This blog by Antony Hebblethwaite was sent to me by a friend.
When Hate Clouds Love Scape
Mr. Hebblethwaite has me pondering the pain of this reality: when anyone loves his or her ideology more than other human beings, that person is engaging in emotional abuse.
To bring it closer to home: when I love my ideology more than my family, particularly my children, I am committing emotional abuse.
To make it more specific: when I love my religion or my politics or "the way we've always done things", or my "values" more than I love someone in my life with whom I have any sort of considered relationship, I am violating that relationship at its core. I am saying that the inherent worth and dignity of that person's life is of less value than a set of ideas I have.
Regardless of how important any of us think that a particular set of ideas is, that is finally all that they are. Ideas. Ideas: organized, prioritized, tested, honored, followed, obeyed, taught, learned, read, considered, pondered and reflected on, required, demanded, dogmatized, divinized. It does not matter. They remain simply what they are: human mental movements. And if you stop and think about it, humans produce "movements" at both ends of our bodies. And, while we may not notice the similarity, often allowing things to move (out of our heads, or out of our colons, it matters not) can be a very cleansing, freeing experience.

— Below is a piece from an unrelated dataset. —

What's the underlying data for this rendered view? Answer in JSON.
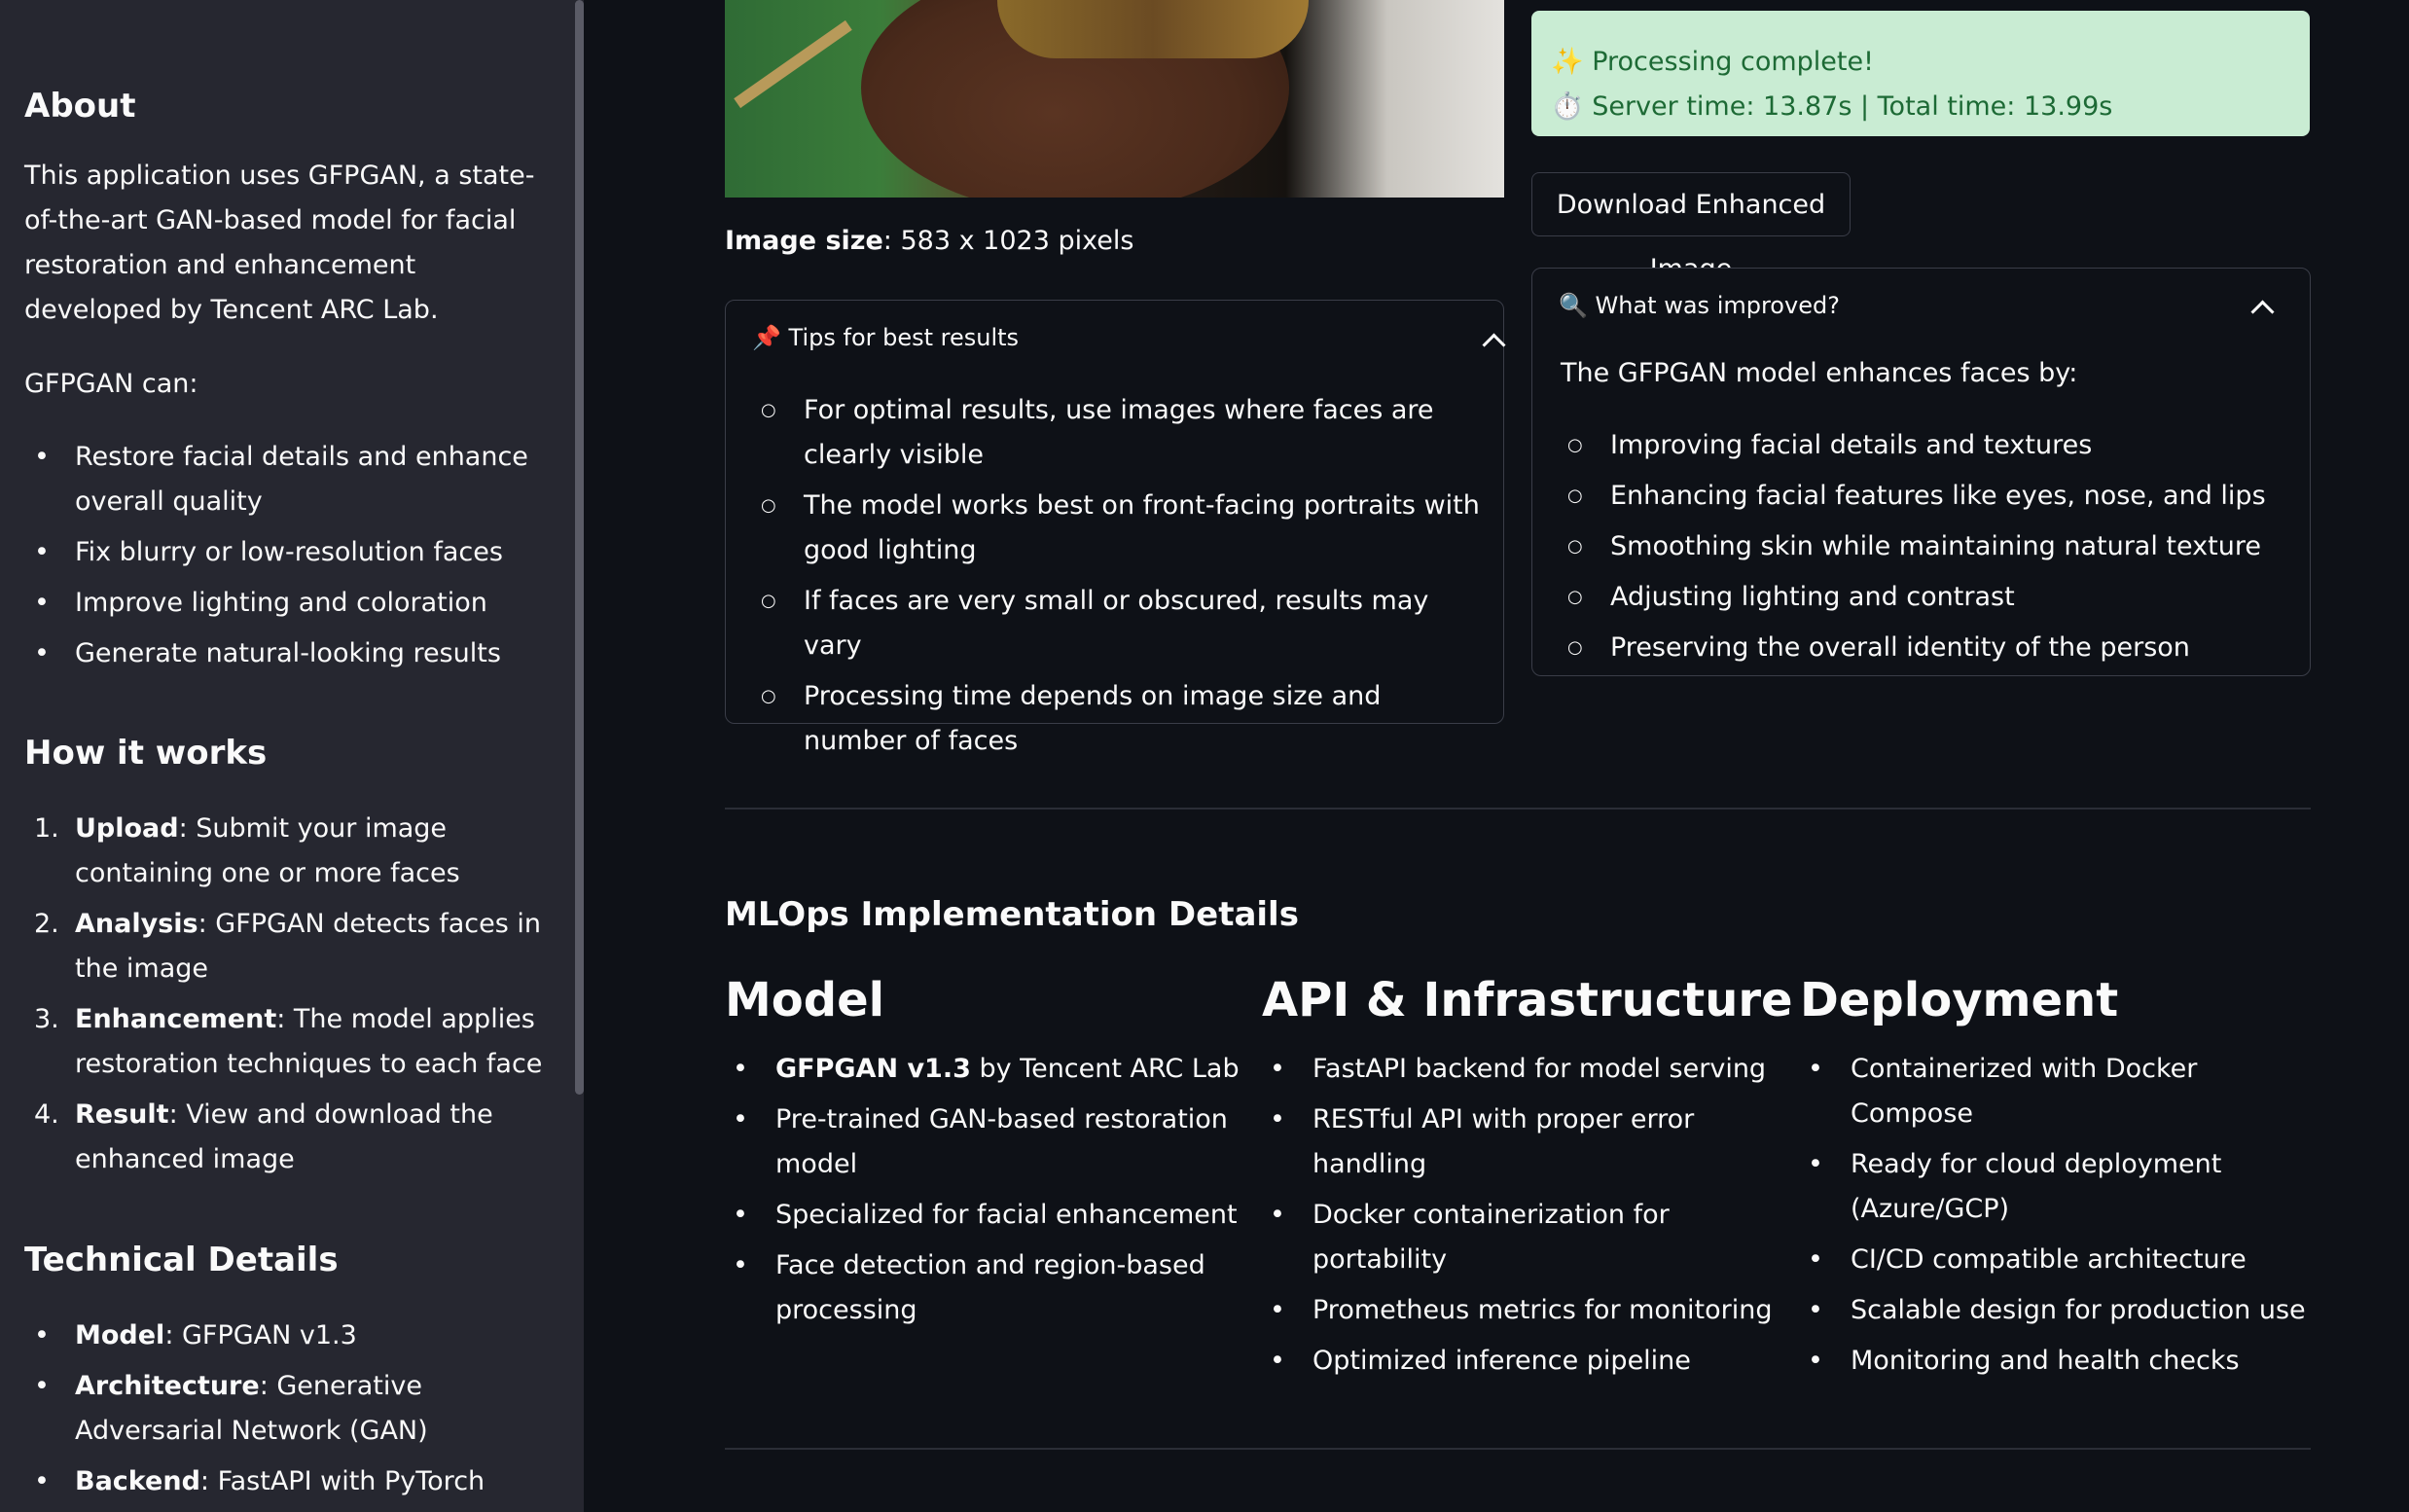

But, much more to the point: human beings. Especially the ones I have a considered relationship with. They walk. They breathe. They think. They feel. They get hungry and filled. They laugh and cry. They rejoice and they fear. They reach out and they recoil. Every single one of them wants as deeply as I do to be accepted and allowed.
Accepted and allowed. To be who they are, as they are. To be asked or required to be otherwise is abuse. Ask a tree to be a rock. Ask a river to be an asphalt highway. Ask a dog to be a hawk. How absurd. Ask a child to be an adult. Ask an artist never to paint again. Ask a dancer never to move again. Ask a child or friend, brother or sister, neighbor or colleague who is gay to be straight. In any of these, the asking is absurd and to insist is abuse. It abuses the real person, the reality of the life, the real breath drawn into the real body that really lives, and asks it to do otherwise. It is to require that person that we say we have a considered relationship with . . . to die.
Which do you love more: Jesus or your son? Which do you love more: your family values or your daughter? Which do you love more: how the members of the club will think of you or your brother? Which do you love more: how good people are supposed to behave or your life-long friend?
Not fair! These are false-dichotomies, we may protest. But, every single one of them are a choice between human ideologies of a sort and real human beings. Some who read this will simply think it absurd: that anyone chould choose ideology over people. But, it happens all the time.
Watch the man with a WWJD bracelet on scream at his daughter because she has a boyfriend of the wrong color. It's clear what Jesus would have done. He'd have invited the young man to dinner. But, dad's Christian ideology which prefers his skin color over other skin colors is more important than his daughter's young companion or more so, his daughter herself.
Watch the mother quote bible scriptures unending to her son, on any given topic in an attempt to change him. She has not listened to him, and he has stopped listening to her. Her ideology of "the truth" is more important than her true son.
Where to start? How about the mirror? Can I allow the truth of who that is reflected back to me? Or, must some set of ideas about who I am take presidence over who I really am? The choice is the difference in living my life, and abusing it. And, how I treat myself, standing in the mirror, is going to be how I treat others. Hmmm. Sounds like something Jesus (and Lao Tzu, and the Buddha and the Gita and the Torah) said.